From the entries that follow, gather each line holding the word "this".

START Supplied information

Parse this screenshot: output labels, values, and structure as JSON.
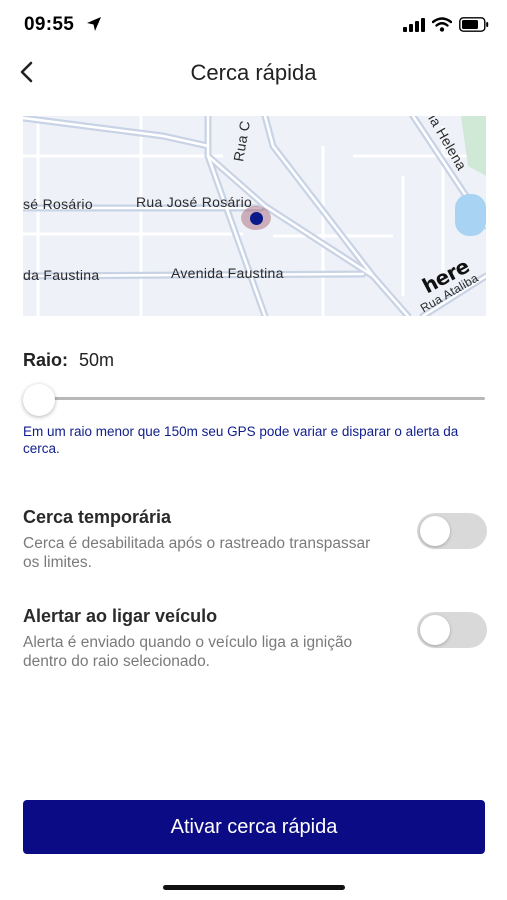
{
  "status_bar": {
    "time": "09:55",
    "icons": [
      "location-arrow-icon",
      "cellular-signal-icon",
      "wifi-icon",
      "battery-icon"
    ]
  },
  "header": {
    "back_icon": "chevron-left-icon",
    "title": "Cerca rápida"
  },
  "map": {
    "street_labels": [
      "Rua José Rosário",
      "sé Rosário",
      "Avenida Faustina",
      "da Faustina",
      "Rua C",
      "ria Helena",
      "Rua Ataliba"
    ],
    "provider_logo": "here"
  },
  "radius": {
    "label": "Raio:",
    "value": "50m",
    "slider_fraction": 0.0,
    "hint": "Em um raio menor que 150m seu GPS pode variar e disparar o alerta da cerca."
  },
  "settings": [
    {
      "title": "Cerca temporária",
      "description": "Cerca é desabilitada após o rastreado transpassar os limites.",
      "enabled": false
    },
    {
      "title": "Alertar ao ligar veículo",
      "description": "Alerta é enviado quando o veículo liga a ignição dentro do raio selecionado.",
      "enabled": false
    }
  ],
  "primary_button": {
    "label": "Ativar cerca rápida"
  },
  "colors": {
    "primary": "#0c0b86",
    "hint_text": "#0f1e8c",
    "pin": "#0b1a8a",
    "toggle_off": "#d9d9d9"
  }
}
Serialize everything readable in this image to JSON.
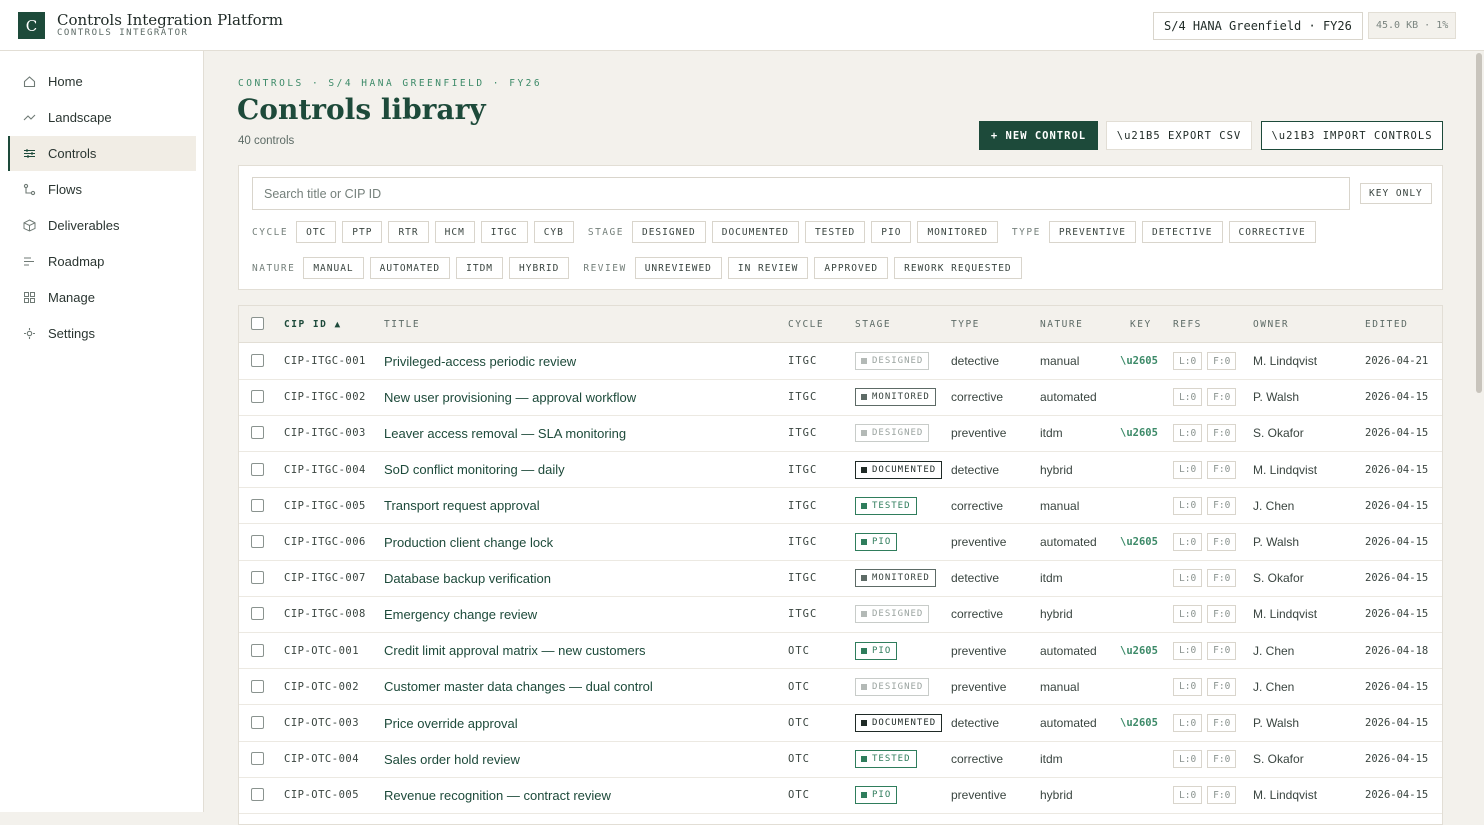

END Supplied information

§ **Reply**:
Parse this screenshot: output labels, values, and structure as JSON.
Serialize everything readable in this image to JSON.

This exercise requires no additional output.